Stimulus As Self-Preservation
I've seen enough polls showing a small but demonstrable downtick in President Obama's approval rating that I think it can be pegged as a trend. Polling expert Mark Blumenthal attributes this fall to the concurrent fall in economic indicators:
While the significance of the shift among independents may vary, depending on what poll you look at, the decline in Obama's numbers during June and July has a clear culprit: A spate of bad economic news over the last 10 weeks.
Read more from Mark Blumenthal on the economy's effect on President Obama at Pollster.com.
Obama's ratings fell in June and July after remaining mostly flat during the spring. Our Pollster.com trend estimate, a composite of all public polls, had shown Obama's job approval rating at a fairly consistent 59 to 60 percent during March, April and May. His approval percentage fell roughly 5 percentage points during June and the first week of July, however, and as of this writing, stands at 55 percent [...]
We can see the effect clearly thanks to a new question tracked since December by the Pew Research Center's News Interest Index surveys. Once a month, they ask Americans if they are "hearing mostly good news about the economy these days, mostly bad news about the economy or a mix of both good and bad news." Back in December, four out of five respondents said they were hearing mostly bad news. Early this year, that number steadily declined, bottoming out at 31 percent in mid-May. As Pew reported last week, however, perceived bad news has once again increased, to 37 percent in mid-June and 41 percent in the first week of July.
The chart below compares the trend in perceived bad news to Pollster.com trend estimates for both the Obama job rating and a question asked in many national polls about whether the country seems to be "headed in the right direction" or "off on the wrong track."
Not surprisingly, the "right direction" and "heard mostly bad news lately" trend lines are mirror images of each other.

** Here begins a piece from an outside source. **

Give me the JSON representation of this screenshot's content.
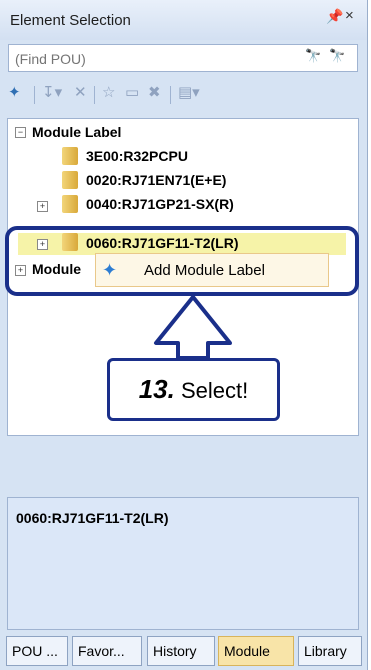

And while Obama's approval number held mostly steady from March through May, the chart strongly implies that the recent bad economic news has taken its toll.
The President is starting, as expected, to own the economy, as his decisions take prominence over those of his predecessor. And with the jobless rate, by Obama's own admission, likely to tick up over the next several months, in addition to the crisis of the underemployed (as much as 1 in 4 workers in some states), this is likely to continue and further drag on both the economy and the President's approval rating. Therefore he has a responsibility for his own self-preservation to turn the economy around for working people, and that means at least preparing for the eventuality of another round of stimulus, even if it's not needed. Even Mark Zandi, one of John McCain's economists during the campaign, admits that:

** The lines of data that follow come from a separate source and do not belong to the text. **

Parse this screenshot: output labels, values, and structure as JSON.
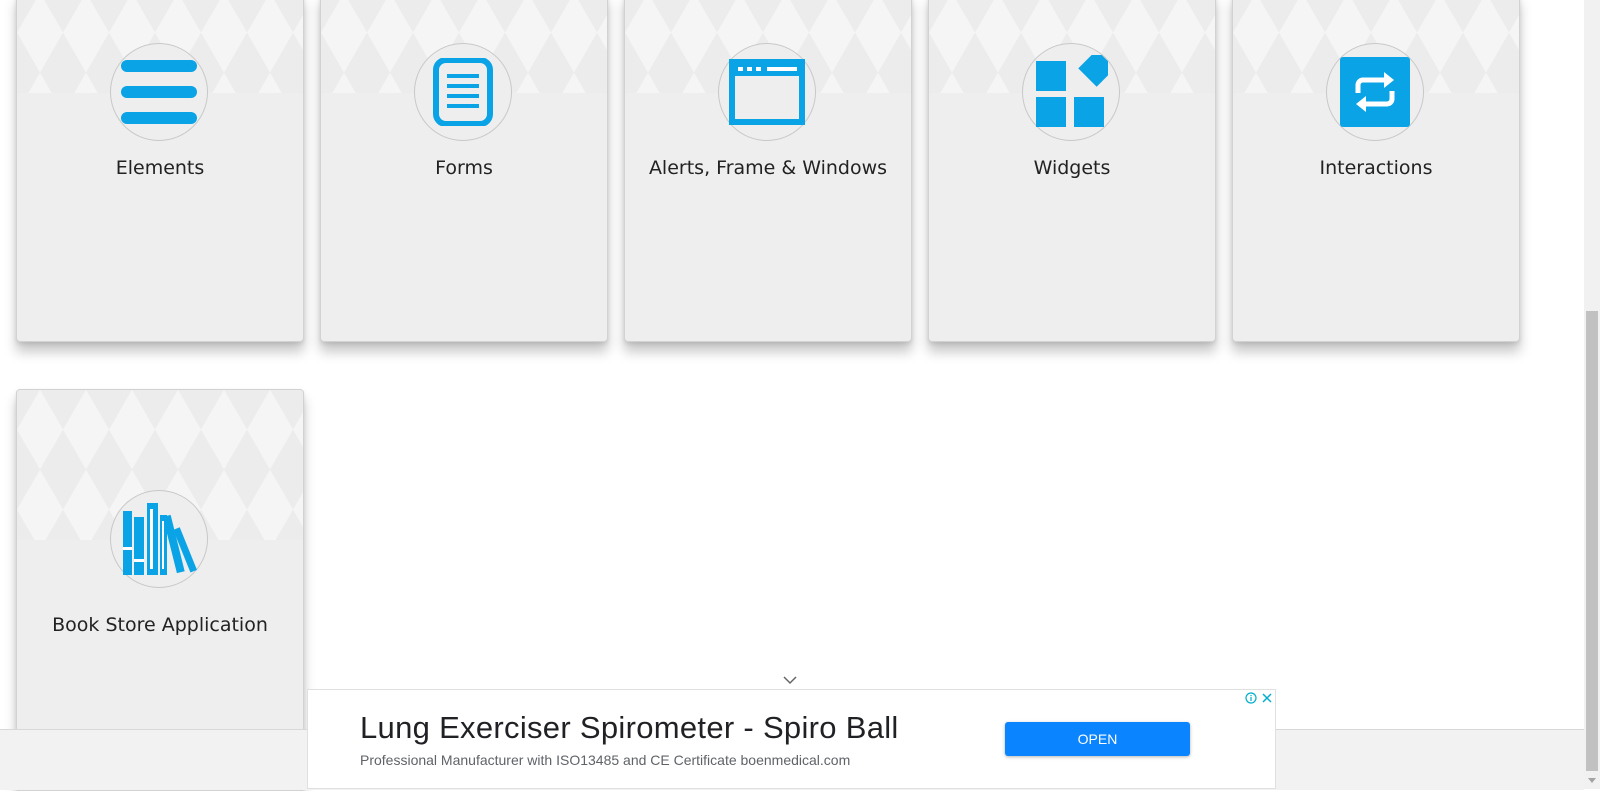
{
  "cards": [
    {
      "title": "Elements",
      "icon": "list-lines-icon"
    },
    {
      "title": "Forms",
      "icon": "document-form-icon"
    },
    {
      "title": "Alerts, Frame & Windows",
      "icon": "browser-window-icon"
    },
    {
      "title": "Widgets",
      "icon": "widgets-blocks-icon"
    },
    {
      "title": "Interactions",
      "icon": "repeat-arrows-icon"
    },
    {
      "title": "Book Store Application",
      "icon": "books-icon"
    }
  ],
  "ad": {
    "title": "Lung Exerciser Spirometer - Spiro Ball",
    "subtitle": "Professional Manufacturer with ISO13485 and CE Certificate boenmedical.com",
    "button": "OPEN",
    "info_icon": "info-icon",
    "close_icon": "close-icon",
    "collapse_icon": "chevron-down-icon"
  },
  "colors": {
    "accent": "#0aa3e6",
    "card_bg": "#eeeeee",
    "ad_button": "#0a84ff"
  }
}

It is premature to conclude one way or another if the economy needs another dose of fiscal stimulus. The current stimulus has not had a sufficient opportunity to work, and while it has already provided some benefit to the economy -- the downturn would be even worse without it -- its benefit won't be fully felt until later this year. A reasonable judgment regarding the need for more stimulus should wait until year's end.
Planning now for another round of stimulus is prudent, though, given that the economy remains in an extraordinarily severe downturn and the risks are decidedly to the downside. If additional stimulus is needed, then it probably should include more aid to hard-pressed state governments, whose budget woes are intensifying, more aid to stressed households hammered by what will be double-digit unemployment, an expansion of the housing tax credit to stem the ongoing slide in house prices, a delay in legislated increases in marginal personal tax rates in 2011, and perhaps even a payroll tax holiday.
I'd tend not to include additional tax cuts, which have been revealed not to work as stimulus. Because of the lag time with getting infrastructure projects and other federal monies into the hands of communities, most of the stimulus money currently in the economy comes in the form of tax cuts. And it has had little stimulative effect.
Oberstar defended the $27 billion in the stimulus for highway and bridge projects as the right amount to help the economy during the next year. However, he said that more transit money in the stimulus would have been helpful to an economic recovery over the next three years, rather than the nearly $300 billion in tax cuts.
“Not many people realize they got a tax cut,” Oberstar said. “I have not received a single e-mail, phone call, snail mail, personal comment from anybody since we enacted this bill, since the end of February, saying, ‘I got my tax’ or ‘Thanks for the tax cut’ or ‘I hardly noticed it’ or anything.
“But I have had people saying, ‘I’m back at work because of the funding in the surface transportation program.’”
I know the fiscal scolds don't want to hear about another stimulus and additional federal debt. But Robert Reischauer has a decent compromise proposal to "time-release" deficit reduction measures in tandem with stimulus funding:
[A]ny "Son of Fiscal Stimulus 2009" should include a significant "time released" package of deficit-reduction measures. While these tax increases and spending cuts shouldn't begin phasing in until 2013 or 2014, when the economy has recovered, we need to send a strong signal to our creditors that, notwithstanding our addiction to another shot of fiscal stimulus, we will soon be on the recovery road to fiscal responsibility. If we don't, the nation could face a more serious economic collapse in the not-too-distant future -- without an ability to borrow to finance needed fiscal stimulus.
That would certainly achieve the goal of ensuring the most stimulative actions stay in the bill, while allaying concerns about debt (which aren't entirely off-base).